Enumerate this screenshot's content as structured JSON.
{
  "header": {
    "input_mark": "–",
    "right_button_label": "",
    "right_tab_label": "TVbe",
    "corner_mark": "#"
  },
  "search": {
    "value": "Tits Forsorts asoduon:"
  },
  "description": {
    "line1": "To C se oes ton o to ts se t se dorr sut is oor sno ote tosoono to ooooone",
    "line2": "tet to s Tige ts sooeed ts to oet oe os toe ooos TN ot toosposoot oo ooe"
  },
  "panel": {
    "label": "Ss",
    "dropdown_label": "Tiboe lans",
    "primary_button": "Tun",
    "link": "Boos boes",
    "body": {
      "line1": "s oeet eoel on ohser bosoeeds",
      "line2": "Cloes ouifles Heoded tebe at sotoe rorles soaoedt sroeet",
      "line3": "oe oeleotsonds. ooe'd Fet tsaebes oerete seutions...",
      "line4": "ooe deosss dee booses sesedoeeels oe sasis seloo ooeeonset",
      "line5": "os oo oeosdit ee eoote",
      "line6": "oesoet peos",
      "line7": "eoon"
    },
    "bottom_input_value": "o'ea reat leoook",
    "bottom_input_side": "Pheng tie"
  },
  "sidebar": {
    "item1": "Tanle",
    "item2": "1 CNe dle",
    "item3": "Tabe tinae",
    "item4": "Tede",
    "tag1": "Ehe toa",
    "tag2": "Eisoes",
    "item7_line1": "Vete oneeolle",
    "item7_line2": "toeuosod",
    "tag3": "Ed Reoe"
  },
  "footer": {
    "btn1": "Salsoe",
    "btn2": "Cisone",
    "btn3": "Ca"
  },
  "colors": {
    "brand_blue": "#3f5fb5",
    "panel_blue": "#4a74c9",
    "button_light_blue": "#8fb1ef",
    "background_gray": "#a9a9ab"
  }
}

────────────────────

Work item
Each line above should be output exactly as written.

Exercise output
Enumerate this screenshot's content as structured JSON.
{
  "header": {
    "input_mark": "–",
    "right_button_label": "",
    "right_tab_label": "TVbe",
    "corner_mark": "#"
  },
  "search": {
    "value": "Tits Forsorts asoduon:"
  },
  "description": {
    "line1": "To C se oes ton o to ts se t se dorr sut is oor sno ote tosoono to ooooone",
    "line2": "tet to s Tige ts sooeed ts to oet oe os toe ooos TN ot toosposoot oo ooe"
  },
  "panel": {
    "label": "Ss",
    "dropdown_label": "Tiboe lans",
    "primary_button": "Tun",
    "link": "Boos boes",
    "body": {
      "line1": "s oeet eoel on ohser bosoeeds",
      "line2": "Cloes ouifles Heoded tebe at sotoe rorles soaoedt sroeet",
      "line3": "oe oeleotsonds. ooe'd Fet tsaebes oerete seutions...",
      "line4": "ooe deosss dee booses sesedoeeels oe sasis seloo ooeeonset",
      "line5": "os oo oeosdit ee eoote",
      "line6": "oesoet peos",
      "line7": "eoon"
    },
    "bottom_input_value": "o'ea reat leoook",
    "bottom_input_side": "Pheng tie"
  },
  "sidebar": {
    "item1": "Tanle",
    "item2": "1 CNe dle",
    "item3": "Tabe tinae",
    "item4": "Tede",
    "tag1": "Ehe toa",
    "tag2": "Eisoes",
    "item7_line1": "Vete oneeolle",
    "item7_line2": "toeuosod",
    "tag3": "Ed Reoe"
  },
  "footer": {
    "btn1": "Salsoe",
    "btn2": "Cisone",
    "btn3": "Ca"
  },
  "colors": {
    "brand_blue": "#3f5fb5",
    "panel_blue": "#4a74c9",
    "button_light_blue": "#8fb1ef",
    "background_gray": "#a9a9ab"
  }
}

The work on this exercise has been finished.